During my IBM and Oracle days, the ETL in the first phase was left for outside companies to address. This was unglamorous work and key vendors were not that interested to solve this. This gave rise to many new players such as Informatica, Datastage, Talend and it became quite a thriving business. We also see many open-source ETL companies.

The ETL methodology consisted of: constructing a global schema in advance, for each local data source write a program to understand the source and map to the global schema, then write a script to transform, clean (homonym and synonym issues) and dedup (get rid of duplicates) it. Programs were set up to build the ETL pipeline. This process has matured over 20 years and is used today for data unification problems. The term MDM (Master Data Management) points to a master representation of all enterprise objects, to which everybody agrees to confirm.

In the world of Big Data, this approach is very inadequate. Why?

  • data unification at scale is a very big deal. The schema-first approach works fine with retail data (sales transactions, not many data sources,..), but gets extremely hard with sources that can be hundreds or even thousands. This gets worse when you want to unify public data from the web with enterprise data.
  • human labor to map each source to a master schema gets to be costly and excessive. Here machine learning is required and domain experts should be asked to augment where needed.
  • real-time data unification of streaming data and analysis can not be handled by these solutions.

Another solution called “data lake” where you store disparate data in their native format, seems to address the “ingest” problem only. It tries to change the order of ETL to ELT (first load then transform). However it does not address the scale issues. The new world needs bottoms-up data unification (schema-last) in real-time or near real-time.

The typical data unification cycle can go like this – start with a few sources, try enriching the data with say X, see if it works, if you fail then loop back and try again.
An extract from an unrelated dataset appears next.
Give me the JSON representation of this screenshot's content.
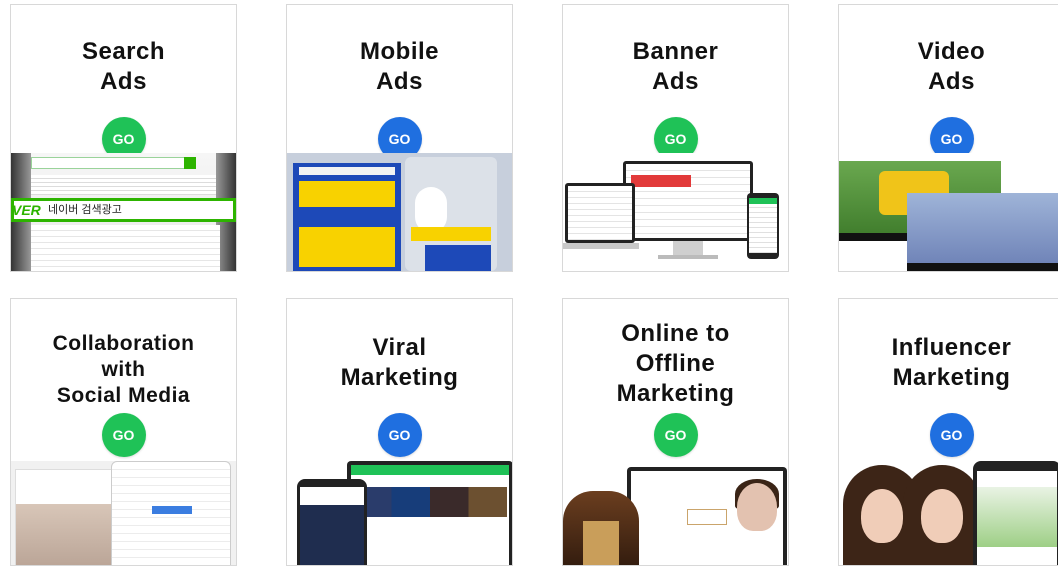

Use enrichment to improve and do everything automatically using machine learning and statistics. But iterate furiously. Ask for help when needed from domain experts. Otherwise the current approach of ETL or ELT can get very expensive.